However, based on my experience with CPS, I need to be prepared for questions about my relationship status. Their intake process included screening for domestic violence, if my memory serves me right (single = skip that section), but I also remember a soft inquiry into who might be involved in my support network where it was relevant to establish that I had friends but no romantic partners to warrant referring to my significant other. Just based on the preliminary paperwork that’s a copy of what I had to fill out for GP, there’s a section for choosing from their offered gender and sexuality options [includes Other and lines to write in responses].
I didn’t really feel like getting into a ton of detail with GP, but it feels different when it comes to counseling and eventually a psychiatrist consult. If I’m going to compile a bullet point list of my identities, offer brief explanations, and point towards aro resources, I’d rather get that all out of the way in the beginning. Once it’s all on the table, I don’t have to dance around topics or play the rephrasing game where I avoid coming out part way through an answer. Maybe me offering up AUREA can make it a little easier for the next patient who’s aro.
Maybe I don’t want to ignore or downplay my connection to an online aro community, as tenuous as it may be at times, because I feel a little less alone. I don’t have to frame changes in romantic orientation as being broken. I have an alternative narrative for being the heartless monster who’s a bit too cold and less than human. I don’t have to take the negative impression that an inability to romantically love someone (or an unclear answer) means that any sexual attraction, desire, or activities amount to manipulative ‘using’ as truth. (The social connection to a community can be used to whack a self-isolating brain.)

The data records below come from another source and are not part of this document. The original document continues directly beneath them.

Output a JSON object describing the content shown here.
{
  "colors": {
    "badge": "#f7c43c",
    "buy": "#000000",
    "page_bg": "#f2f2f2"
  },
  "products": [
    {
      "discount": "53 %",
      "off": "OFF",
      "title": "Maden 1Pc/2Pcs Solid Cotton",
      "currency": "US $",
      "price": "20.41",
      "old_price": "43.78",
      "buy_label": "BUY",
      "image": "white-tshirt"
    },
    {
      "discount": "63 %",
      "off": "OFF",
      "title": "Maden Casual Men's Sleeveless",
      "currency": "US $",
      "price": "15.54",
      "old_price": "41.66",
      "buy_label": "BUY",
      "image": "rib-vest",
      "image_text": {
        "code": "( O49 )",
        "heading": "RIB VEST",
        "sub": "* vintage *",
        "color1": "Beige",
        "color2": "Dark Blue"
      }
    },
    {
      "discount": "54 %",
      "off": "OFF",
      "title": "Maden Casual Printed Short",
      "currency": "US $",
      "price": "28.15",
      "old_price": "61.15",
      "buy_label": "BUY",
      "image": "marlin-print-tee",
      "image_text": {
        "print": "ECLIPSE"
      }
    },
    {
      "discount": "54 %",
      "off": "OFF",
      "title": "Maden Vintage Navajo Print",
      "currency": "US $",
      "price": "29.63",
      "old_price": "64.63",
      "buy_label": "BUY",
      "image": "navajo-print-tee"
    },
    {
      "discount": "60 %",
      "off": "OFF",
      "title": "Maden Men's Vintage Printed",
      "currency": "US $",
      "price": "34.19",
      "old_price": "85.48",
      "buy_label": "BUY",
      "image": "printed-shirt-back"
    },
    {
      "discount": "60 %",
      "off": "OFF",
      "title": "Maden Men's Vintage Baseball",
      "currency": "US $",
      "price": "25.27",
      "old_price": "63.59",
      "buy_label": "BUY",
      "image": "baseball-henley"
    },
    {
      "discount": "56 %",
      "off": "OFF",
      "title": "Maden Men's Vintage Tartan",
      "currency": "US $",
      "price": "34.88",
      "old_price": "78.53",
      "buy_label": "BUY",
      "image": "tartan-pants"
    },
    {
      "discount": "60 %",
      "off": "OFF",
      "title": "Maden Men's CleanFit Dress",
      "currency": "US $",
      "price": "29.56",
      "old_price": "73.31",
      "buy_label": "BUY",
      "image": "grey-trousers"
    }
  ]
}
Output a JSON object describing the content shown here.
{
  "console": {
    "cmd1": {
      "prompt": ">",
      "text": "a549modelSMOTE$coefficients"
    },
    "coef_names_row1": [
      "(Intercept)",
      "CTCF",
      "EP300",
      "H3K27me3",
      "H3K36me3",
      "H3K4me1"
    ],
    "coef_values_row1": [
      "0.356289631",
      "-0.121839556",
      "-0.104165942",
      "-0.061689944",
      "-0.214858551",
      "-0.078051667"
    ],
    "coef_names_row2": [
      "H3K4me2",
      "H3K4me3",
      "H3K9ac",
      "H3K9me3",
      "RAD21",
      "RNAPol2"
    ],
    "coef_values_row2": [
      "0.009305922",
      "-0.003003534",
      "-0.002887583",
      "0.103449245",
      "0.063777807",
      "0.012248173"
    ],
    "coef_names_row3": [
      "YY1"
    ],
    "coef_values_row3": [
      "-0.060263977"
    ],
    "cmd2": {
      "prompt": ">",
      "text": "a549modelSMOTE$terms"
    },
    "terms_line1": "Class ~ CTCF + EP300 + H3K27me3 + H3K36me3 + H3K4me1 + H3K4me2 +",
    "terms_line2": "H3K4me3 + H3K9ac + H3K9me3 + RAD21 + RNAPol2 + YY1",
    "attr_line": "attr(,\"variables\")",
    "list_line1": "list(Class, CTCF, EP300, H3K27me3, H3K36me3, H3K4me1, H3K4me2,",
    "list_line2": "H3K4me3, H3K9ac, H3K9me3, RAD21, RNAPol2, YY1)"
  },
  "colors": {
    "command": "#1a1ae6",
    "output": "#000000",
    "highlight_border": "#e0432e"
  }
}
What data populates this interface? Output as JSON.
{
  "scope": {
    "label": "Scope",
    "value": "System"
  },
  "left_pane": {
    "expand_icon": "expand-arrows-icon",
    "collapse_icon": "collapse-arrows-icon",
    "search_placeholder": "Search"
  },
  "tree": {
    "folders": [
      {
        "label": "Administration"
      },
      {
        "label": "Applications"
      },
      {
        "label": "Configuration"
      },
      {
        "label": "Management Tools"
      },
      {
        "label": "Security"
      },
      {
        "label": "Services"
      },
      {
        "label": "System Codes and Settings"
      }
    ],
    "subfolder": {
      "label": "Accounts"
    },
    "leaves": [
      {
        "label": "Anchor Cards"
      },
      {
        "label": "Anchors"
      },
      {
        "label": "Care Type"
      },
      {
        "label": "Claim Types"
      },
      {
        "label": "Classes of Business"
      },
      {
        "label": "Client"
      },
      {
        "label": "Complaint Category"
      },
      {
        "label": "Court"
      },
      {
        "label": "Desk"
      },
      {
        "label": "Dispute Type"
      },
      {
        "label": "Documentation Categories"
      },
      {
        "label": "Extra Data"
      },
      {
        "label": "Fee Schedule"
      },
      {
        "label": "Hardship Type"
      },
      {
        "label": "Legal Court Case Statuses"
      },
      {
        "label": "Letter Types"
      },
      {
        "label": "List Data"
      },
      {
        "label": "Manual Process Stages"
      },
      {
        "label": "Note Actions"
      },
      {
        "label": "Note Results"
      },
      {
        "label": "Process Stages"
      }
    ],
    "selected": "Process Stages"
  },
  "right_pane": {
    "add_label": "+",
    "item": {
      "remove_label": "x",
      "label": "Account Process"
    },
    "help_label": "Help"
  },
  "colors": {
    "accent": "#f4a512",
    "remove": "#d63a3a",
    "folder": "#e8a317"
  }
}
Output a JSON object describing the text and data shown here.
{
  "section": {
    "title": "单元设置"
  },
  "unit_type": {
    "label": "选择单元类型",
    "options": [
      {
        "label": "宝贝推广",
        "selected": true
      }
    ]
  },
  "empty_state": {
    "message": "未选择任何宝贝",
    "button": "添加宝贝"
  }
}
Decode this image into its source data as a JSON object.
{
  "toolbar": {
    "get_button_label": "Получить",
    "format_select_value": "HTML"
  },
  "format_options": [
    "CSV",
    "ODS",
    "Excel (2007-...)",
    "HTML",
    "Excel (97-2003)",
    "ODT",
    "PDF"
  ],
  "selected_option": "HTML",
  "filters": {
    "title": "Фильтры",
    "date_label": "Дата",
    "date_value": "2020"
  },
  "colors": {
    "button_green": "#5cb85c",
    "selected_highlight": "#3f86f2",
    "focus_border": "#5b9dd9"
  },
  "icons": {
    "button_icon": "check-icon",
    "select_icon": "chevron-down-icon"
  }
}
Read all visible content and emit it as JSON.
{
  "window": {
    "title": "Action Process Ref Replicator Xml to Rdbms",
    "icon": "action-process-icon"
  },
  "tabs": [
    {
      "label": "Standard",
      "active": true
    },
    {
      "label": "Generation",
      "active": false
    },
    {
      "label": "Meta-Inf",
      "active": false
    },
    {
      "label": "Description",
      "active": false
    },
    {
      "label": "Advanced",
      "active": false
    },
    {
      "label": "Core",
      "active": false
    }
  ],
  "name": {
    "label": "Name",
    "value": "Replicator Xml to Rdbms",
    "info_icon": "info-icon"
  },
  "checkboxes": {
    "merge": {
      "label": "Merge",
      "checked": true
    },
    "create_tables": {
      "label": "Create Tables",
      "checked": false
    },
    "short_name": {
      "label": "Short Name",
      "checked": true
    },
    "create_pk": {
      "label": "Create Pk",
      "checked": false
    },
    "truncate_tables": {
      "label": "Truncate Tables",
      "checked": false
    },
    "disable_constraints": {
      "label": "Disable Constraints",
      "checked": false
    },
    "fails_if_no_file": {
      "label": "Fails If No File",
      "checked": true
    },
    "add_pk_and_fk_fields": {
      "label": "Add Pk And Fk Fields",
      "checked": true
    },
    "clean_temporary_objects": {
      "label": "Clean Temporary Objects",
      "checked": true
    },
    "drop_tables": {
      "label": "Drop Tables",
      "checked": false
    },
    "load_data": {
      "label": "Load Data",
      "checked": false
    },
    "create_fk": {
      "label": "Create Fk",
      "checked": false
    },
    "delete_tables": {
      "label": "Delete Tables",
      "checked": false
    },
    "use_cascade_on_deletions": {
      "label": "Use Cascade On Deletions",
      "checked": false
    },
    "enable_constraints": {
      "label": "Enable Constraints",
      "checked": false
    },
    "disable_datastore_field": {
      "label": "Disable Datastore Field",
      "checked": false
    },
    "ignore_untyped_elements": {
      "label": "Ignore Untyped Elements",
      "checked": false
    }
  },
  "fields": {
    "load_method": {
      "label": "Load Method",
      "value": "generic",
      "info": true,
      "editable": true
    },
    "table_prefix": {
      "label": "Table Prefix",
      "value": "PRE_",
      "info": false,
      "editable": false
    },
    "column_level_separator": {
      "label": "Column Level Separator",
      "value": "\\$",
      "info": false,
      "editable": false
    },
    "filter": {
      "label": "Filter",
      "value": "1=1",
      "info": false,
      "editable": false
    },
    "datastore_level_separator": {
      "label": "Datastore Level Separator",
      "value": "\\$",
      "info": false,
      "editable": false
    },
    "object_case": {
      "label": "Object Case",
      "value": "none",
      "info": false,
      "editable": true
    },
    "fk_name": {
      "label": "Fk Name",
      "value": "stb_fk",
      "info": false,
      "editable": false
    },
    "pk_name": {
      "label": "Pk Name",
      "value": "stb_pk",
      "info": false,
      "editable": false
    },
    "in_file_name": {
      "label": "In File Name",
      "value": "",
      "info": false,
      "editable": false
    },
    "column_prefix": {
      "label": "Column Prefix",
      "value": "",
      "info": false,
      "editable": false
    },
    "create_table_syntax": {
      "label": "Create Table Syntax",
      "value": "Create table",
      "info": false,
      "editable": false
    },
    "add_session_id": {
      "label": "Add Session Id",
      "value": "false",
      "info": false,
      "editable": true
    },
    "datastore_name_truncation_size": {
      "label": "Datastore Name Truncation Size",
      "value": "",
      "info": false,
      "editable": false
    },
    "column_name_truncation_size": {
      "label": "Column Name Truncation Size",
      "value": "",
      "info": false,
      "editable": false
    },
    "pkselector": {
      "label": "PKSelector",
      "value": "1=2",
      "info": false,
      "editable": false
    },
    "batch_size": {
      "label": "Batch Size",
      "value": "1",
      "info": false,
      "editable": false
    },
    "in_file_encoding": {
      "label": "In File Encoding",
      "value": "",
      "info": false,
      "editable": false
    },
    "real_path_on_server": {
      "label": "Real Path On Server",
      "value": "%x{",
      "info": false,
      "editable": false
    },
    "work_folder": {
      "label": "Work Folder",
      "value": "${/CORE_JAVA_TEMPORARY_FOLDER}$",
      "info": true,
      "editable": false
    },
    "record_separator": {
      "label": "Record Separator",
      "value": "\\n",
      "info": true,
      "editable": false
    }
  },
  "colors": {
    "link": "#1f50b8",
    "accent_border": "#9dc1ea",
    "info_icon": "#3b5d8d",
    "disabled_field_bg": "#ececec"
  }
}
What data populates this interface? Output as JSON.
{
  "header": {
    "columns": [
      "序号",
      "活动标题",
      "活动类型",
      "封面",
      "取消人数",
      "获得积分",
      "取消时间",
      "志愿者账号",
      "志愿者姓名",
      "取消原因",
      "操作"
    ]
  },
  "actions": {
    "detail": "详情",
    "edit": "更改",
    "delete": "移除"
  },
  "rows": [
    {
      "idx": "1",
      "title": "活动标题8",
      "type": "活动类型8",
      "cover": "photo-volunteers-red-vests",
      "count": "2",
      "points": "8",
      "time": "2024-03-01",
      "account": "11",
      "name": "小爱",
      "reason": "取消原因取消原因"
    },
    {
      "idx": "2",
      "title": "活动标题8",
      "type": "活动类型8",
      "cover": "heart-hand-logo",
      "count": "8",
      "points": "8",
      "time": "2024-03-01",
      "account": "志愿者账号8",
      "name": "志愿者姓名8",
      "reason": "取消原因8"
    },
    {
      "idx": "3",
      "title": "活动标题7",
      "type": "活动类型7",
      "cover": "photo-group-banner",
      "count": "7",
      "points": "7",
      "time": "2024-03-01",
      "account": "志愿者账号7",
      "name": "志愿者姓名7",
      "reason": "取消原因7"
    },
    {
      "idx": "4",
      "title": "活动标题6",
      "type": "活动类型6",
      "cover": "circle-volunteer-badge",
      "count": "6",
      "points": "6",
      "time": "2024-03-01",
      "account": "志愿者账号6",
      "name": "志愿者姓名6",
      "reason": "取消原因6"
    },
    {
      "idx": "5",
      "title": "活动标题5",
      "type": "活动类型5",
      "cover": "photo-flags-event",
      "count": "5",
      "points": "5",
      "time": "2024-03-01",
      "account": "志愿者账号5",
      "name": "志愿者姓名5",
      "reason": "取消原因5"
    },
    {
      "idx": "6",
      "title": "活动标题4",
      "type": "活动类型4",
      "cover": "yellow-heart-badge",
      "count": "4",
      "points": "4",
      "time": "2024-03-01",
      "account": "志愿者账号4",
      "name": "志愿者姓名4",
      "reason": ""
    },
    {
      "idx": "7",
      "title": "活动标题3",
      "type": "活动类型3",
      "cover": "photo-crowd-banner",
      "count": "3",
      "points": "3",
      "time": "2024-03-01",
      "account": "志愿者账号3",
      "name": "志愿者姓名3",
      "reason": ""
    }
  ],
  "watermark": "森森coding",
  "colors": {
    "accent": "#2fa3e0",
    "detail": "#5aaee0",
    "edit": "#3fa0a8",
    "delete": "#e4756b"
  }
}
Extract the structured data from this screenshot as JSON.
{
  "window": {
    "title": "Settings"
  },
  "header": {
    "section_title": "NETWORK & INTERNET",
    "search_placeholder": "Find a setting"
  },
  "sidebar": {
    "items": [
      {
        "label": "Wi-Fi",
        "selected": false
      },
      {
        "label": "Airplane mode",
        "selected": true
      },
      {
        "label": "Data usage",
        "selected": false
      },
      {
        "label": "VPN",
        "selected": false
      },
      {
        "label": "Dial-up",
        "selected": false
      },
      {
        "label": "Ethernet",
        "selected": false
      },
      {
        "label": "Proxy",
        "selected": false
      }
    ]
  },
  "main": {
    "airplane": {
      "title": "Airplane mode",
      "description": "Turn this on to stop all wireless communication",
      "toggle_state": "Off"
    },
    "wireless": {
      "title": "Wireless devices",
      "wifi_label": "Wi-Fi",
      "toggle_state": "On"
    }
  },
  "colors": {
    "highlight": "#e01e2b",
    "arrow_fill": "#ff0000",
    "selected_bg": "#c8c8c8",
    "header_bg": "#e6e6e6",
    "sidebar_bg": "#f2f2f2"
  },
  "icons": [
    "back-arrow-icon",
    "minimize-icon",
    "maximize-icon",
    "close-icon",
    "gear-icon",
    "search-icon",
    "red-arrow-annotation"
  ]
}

Ultimately, prepare for disclosure, so I don’t feel caught off guard or forget differences in how resources define a word and how I relate to it. I can play it by ear during the intake process, and if I don’t actually want to disclose to the therapist, I don’t have to.